“In Sri Lanka’s election history, there have been four instances when governments got a two-thirds majority,” recalled Terence Purasinghe, Senior Lecturer in Political Science at the Sri Jayawardenapura University.
“This was in 1970, 1977, 2010 and the recently concluded election. During the first three instances, democracy was challenged. Sirimavo Bandaranaike ruled for seven years because of this majority. During that period the election was held under a state of emergency. In 1977 J. R Jayewardene won a five-sixth majority and brought a new Constitution to introduce the Executive Presidency which has now become a bane to this country.
“Then in 2010 when the Mahinda Rajapaksa government came to power with a majority vote they introduced the 18th Amendment (18A) that removed term limits for the President. So they were going towards a dictatorship by amending the Constitution. Now the Gotabaya Rajapaksa administration has been elected through a two-thirds majority and they say that they will repeal the 19A. This Amendment was introduced to limit the powers of the Executive Presidency. By repealing the 19A, the 18A will come into effect. If the 19A is repealed the government will be in power for six years.”
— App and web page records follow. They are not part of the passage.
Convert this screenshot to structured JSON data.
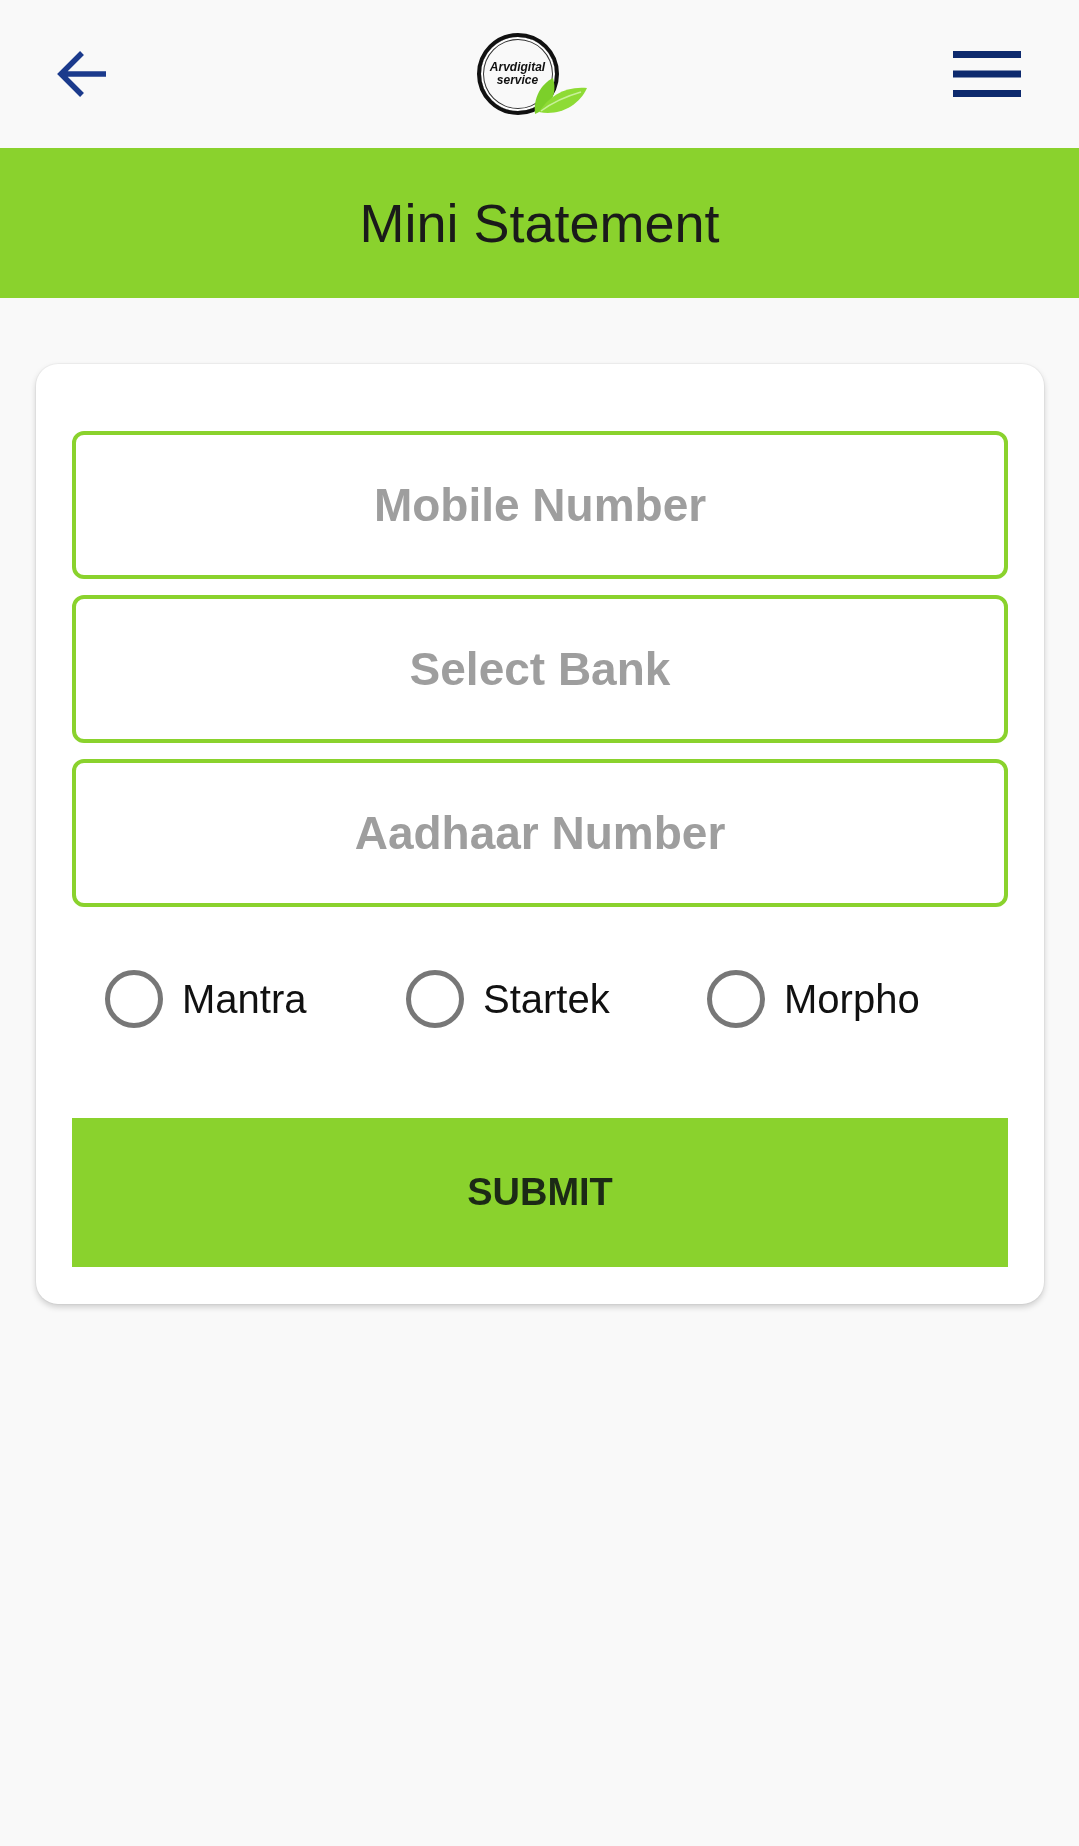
{
  "logo": {
    "lines": [
      "Arvdigital",
      "service"
    ]
  },
  "page_title": "Mini Statement",
  "fields": [
    {
      "placeholder": "Mobile Number"
    },
    {
      "placeholder": "Select Bank"
    },
    {
      "placeholder": "Aadhaar Number"
    }
  ],
  "devices": [
    {
      "label": "Mantra",
      "selected": false
    },
    {
      "label": "Startek",
      "selected": false
    },
    {
      "label": "Morpho",
      "selected": false
    }
  ],
  "submit_button": {
    "label": "SUBMIT"
  }
}
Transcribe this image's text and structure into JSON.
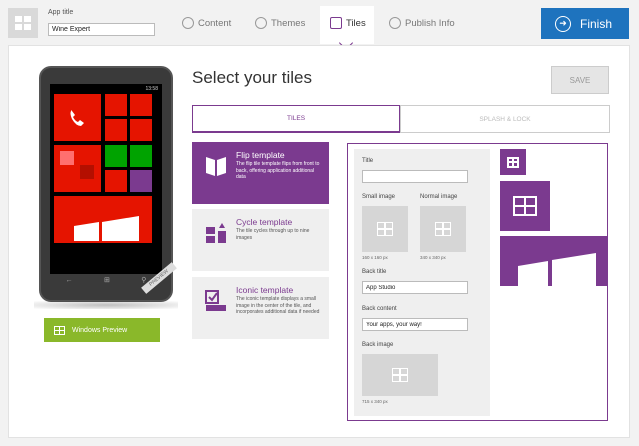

He noted the government was not in a position to provide relief for the economic crisis.
“It will have to sell State property like the Eastern Container Terminal. In a government elected by a majority, the Opposition is always weak. But the Opposition can score by standing for the people and defending their rights.”
Rejection of anti-Lankan forces
Many who voted for the government felt certain decisions taken by the previous government had been rejected by the people.
“The results portray the rejection of the traitorous policies of the Yahapalana Government executed together with the Tamil National Alliance and other anti-Sri Lankan forces,” said President’s Counsel Manohara de Silva.
“The policies adopted against the armed forces, intelligence officers, undertakings in the 30/1 Resolution, alienation of State resources, enacting the 19A which paved the way for governance to be manipulated by NGO activists are some instances that can be mentioned.
“The Constitutional reform project to downgrade the Buddha Sasana and to fraudulently create a Federal Structure with a Unitary label was exposed and rejected. The Opposition Leader’s commitment to protecting the 13A has also been rejected by the people,” he opined.
Loyal SLPP supporters seen cutting kiribath to celebrate the victory